Your objective: Select the lines of the records containing the word "アメリカ合衆国ドル" and list them.

-- Opening Marker --

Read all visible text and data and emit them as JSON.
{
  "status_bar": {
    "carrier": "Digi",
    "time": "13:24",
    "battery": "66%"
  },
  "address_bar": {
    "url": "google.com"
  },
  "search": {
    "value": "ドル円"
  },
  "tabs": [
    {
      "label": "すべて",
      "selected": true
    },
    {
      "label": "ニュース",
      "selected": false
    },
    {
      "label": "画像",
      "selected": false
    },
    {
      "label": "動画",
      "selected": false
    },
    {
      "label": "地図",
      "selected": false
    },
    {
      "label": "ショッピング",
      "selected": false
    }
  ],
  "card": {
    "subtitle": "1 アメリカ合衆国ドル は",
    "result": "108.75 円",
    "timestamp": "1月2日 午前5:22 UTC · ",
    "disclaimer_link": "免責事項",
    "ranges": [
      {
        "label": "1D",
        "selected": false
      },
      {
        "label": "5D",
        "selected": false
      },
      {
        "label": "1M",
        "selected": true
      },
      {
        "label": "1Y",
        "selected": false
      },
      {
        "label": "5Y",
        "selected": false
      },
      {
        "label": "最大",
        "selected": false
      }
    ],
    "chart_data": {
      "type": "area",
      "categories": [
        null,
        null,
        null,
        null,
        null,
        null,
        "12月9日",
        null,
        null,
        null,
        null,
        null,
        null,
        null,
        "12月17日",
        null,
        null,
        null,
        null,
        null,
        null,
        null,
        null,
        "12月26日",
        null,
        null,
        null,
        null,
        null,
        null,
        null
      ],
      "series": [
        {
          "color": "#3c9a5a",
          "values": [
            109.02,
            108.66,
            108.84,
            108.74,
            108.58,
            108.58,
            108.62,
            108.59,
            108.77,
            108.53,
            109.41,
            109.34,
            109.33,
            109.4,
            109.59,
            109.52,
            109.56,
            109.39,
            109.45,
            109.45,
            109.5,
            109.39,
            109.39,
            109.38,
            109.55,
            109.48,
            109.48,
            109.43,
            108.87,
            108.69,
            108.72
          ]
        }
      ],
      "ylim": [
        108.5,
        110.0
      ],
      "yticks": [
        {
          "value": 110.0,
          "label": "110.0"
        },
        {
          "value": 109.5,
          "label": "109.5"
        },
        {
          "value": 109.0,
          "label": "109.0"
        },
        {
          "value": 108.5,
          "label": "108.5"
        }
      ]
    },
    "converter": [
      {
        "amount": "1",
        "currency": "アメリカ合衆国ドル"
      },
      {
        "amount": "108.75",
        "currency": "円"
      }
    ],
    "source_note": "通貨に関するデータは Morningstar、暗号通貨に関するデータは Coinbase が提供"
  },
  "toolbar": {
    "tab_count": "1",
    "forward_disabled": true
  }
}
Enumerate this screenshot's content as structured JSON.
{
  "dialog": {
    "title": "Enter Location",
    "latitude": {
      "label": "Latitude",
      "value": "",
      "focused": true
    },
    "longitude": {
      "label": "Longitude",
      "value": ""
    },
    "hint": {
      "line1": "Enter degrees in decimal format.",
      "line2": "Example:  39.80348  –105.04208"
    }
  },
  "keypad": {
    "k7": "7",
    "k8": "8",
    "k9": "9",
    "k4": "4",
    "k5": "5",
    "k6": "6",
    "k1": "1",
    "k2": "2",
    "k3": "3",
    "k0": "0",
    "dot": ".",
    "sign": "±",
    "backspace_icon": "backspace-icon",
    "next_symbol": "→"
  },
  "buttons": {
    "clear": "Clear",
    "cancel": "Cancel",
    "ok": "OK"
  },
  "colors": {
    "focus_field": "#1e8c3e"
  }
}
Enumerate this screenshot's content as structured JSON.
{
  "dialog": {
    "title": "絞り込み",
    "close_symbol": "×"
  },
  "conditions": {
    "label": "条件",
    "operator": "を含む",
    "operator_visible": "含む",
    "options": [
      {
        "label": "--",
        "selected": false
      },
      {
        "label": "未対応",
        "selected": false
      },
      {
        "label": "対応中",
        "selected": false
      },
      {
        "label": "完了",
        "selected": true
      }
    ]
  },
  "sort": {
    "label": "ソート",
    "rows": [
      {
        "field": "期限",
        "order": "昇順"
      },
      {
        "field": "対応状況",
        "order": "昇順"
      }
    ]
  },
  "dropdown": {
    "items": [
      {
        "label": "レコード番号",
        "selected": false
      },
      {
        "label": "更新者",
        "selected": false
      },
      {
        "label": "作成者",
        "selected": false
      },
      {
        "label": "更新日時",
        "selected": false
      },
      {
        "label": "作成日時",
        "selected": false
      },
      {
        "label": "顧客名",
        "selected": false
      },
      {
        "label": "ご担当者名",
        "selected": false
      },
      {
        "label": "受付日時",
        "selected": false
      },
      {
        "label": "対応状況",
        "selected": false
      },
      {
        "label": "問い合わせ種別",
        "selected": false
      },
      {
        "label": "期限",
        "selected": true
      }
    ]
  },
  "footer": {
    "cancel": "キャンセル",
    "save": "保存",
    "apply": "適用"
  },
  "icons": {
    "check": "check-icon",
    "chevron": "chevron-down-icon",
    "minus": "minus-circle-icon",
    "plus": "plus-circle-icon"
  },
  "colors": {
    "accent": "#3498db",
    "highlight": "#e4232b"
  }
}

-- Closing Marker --

Reply:
    "subtitle": "1 アメリカ合衆国ドル は",
        "currency": "アメリカ合衆国ドル"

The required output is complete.